As his brilliant showing at the 2023 Ryder Cup demonstrated, Aberg seems completely at ease when out on the course. Undeterred by the chaos around him, he has been able to keep relaxed and completely unphased by the pressure. 

Since his college days, many experts within the game have believed that with a swing as smooth as silk, Aberg was destined for the very top. Few would have predicted his rise would have happened this fast and if he can win his first U.S Open at the first time of asking, Aberg could well be one of the best talents that European golf has ever produced. 

Rory McIlroy is in a great position to end ten year major drought

After finishing as the runner up at this tournament last year, Rory McIlroy clearly saves his best golf for the U.S Open.

Paired with Xander Schauffele and Scottie Scheffler it was McIlroy who easily played the best of the trio, finishing his first 36 holes at -3, the four time major winner finds himself just two off the lead held by Ludvig Aberg.

What has often been the common theme in the ten year drought that McIlroy has experienced in the majors is that too often he has made untimely mistakes which have ended up costing him deer. 

With Pinehurst set up for maximum damage, many McIlroy fans were fearful of his chances this week, but through the first two rounds he has been playing well within himself.

Finding plenty of fairways, his approach game has been consistent and he has been completely unnerving with the putter.
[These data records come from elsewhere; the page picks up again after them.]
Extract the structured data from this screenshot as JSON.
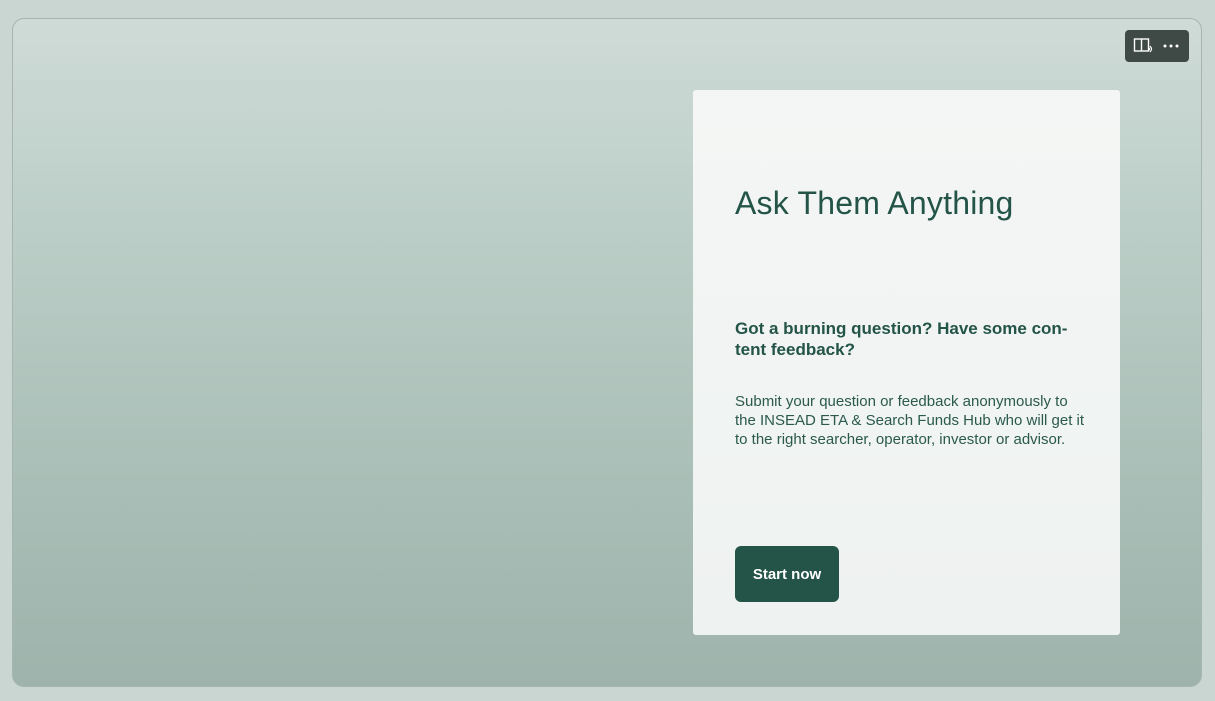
{
  "toolbar": {
    "immersive_icon": "immersive-reader-icon",
    "more_icon": "more-options-icon"
  },
  "card": {
    "title": "Ask Them Anything",
    "subtitle": "Got a burning question? Have some con-\ntent feedback?",
    "body": "Submit your question or feedback anonymously to the INSEAD ETA & Search Funds Hub who will get it to the right searcher, operator, investor or advisor.",
    "button_label": "Start now"
  },
  "colors": {
    "accent": "#235447",
    "card_background": "#f2f5f4",
    "toolbar_background": "#3f4a47"
  }
}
He looks comfortable around the course and after emerging from his marquee group with the best score, he will hope to move into further contention with another solid showing today. 

Rory McIlroy is in a great position to end ten year major drought
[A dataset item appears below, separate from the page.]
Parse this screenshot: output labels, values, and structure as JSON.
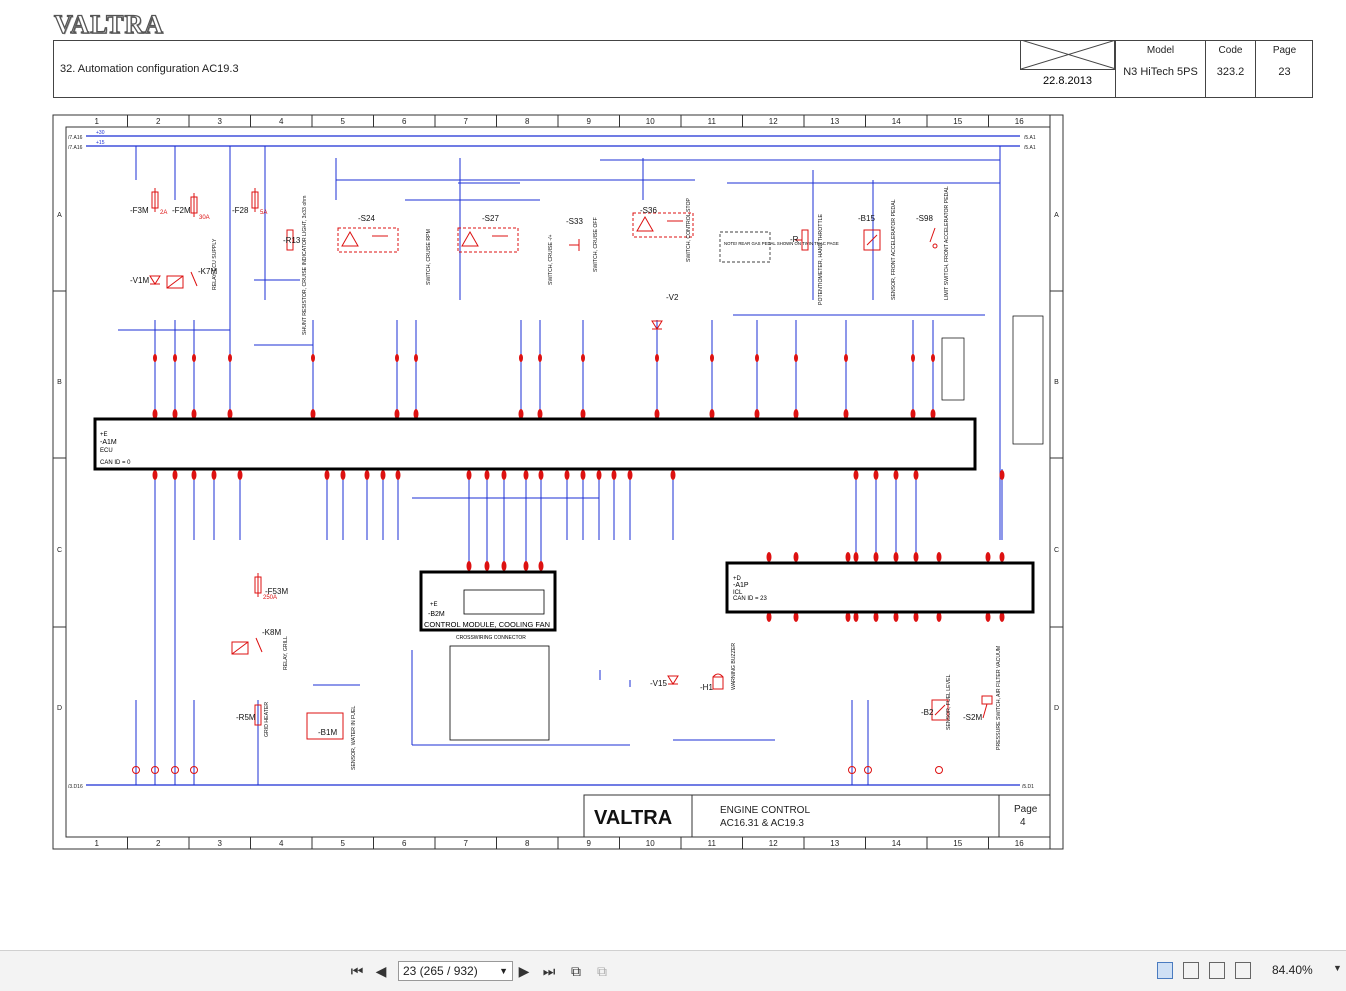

Patrick Cantlay will hope to emulate great friend Xander Schauffele and win first major 

With his great friend Xander Schauffele able to win his first major at last month’s PGA Championship, Patrick Cantlay is now near the top of the list when it comes to the best players not to have won a major. 

Cantlay’s often dour demeanor can often overshadow what a good player he is. Although he is yet to win this year on Tour, you don’t win multiple titles and play in numerous Ryder Cups without being one of the best players in the game.

The leader after the first round, few believed that he would stay there due to him going out in yesterday’s afternoon round. Those who started late yesterday, easily experienced the worst of the conditions, with the greens exceptionally slick and firm, Cantlay did a wonderful job to stay within one shot of the top of the leaderboard. 

Pinehurst is a thinking man’s course. Every hole needs to be detailed and every shot heavily considered. Cantlay is the most methodical player on Tour and it isn’t surprising that he has found Pinehurst to his liking.

With the test set to be even more extreme over the weekend, discount Cantlay chances at your peril. 

Many of the world’s best players miss cut

With Pinehurst gritting its teeth through the last two days, it isn’t surprising that some of the game’s biggest names failed to fire and are already on their way home. 

In terms of ranking Max Homa is the most notable. 

A multiple winner on the PGA Tour, Homa managed to finish in the top five at the Masters but his journey to land his first major title will continue after a desperately poor second round left him outside the cut line.

Dazed by the tough setup, he will hope to bounce back at next month’s Open.

The future of Tiger Woods remains very much up in the air. After a bright start to the tournament where he led after an opening hole birdie, Woods was unable to last the pace and would go on to miss the cut by two strokes.

Whilst nobody can deny that Woods seems to be moving much better, the fact he can’t play in many tournaments is what often costs him when it comes to the majors. 

Unable to maintain his levels through the entirety of a round, Woods is no fool and after missing this cut, reflected that he might not tee it up at a U.S Open again. 

There are no doubts that Woods believes that he can still compete at the very highest levels, but until he can play more tournaments any hopes he has of winning major number 16 seem to be far off. 

Other notables to have missed the cut were Rickie Fowler, Robert MacIntyre, Justin Thomas, Will Zalatoris, Phil Mickelson and Jason Day.